The “crime-fraud” exception can deny privilege protection for certain otherwise protected communications between lawyers and their clients. However, many litigants and even some lawyers misunderstand the doctrine’s narrow reach.
In In re General Motors LLC Ignition Switch Litigation, Nos. 14-MD-2543 (JMF) & 14-MC-2543 (JMF), 2015 U.S. Dist. LEXIS 159721 (S.D.N.Y. Nov. 25, 2015), Judge Furman analyzed plaintiffs’ attempt to strip away GM’s privilege protection for communication with its ignition switch litigation lawyers at King & Spalding. Plaintiffs claimed that the communications involved GM’s knowing concealment of ignition switch troubles — and sought production of the withheld communications or at least the court’s in camera review of those documents. The court rejected plaintiffs’ arguments. Although acknowledging that GM’s deferred prosecution agreement provided evidence that GM may have engaged in criminal or fraudulent conduct, the court held that plaintiffs fell short of providing a “factual basis” for their argument that “any particular communications or work product they seek . . . were made with the intent to further a crime or fraud.” Id. at *128. The court correctly applied the crime-fraud exception. That doctrine does not destroy privilege protection for documents that might evidence the client’s misconduct. Instead, the adversary must establish to some degree (courts disagree on the exact standard) that the withheld communications furthered the client’s sufficiently egregious misconduct.

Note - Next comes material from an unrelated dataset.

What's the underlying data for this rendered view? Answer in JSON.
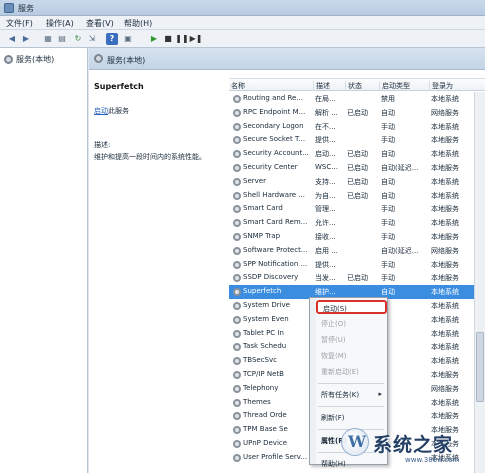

With the increasing criminalization of corporate wrongdoing, companies should be relieved that most courts continue to hold the line on an “exception” to the attorney-client privilege that could otherwise swallow the protection. Next week’s Privilege Point will discuss another favorable ruling in the same case.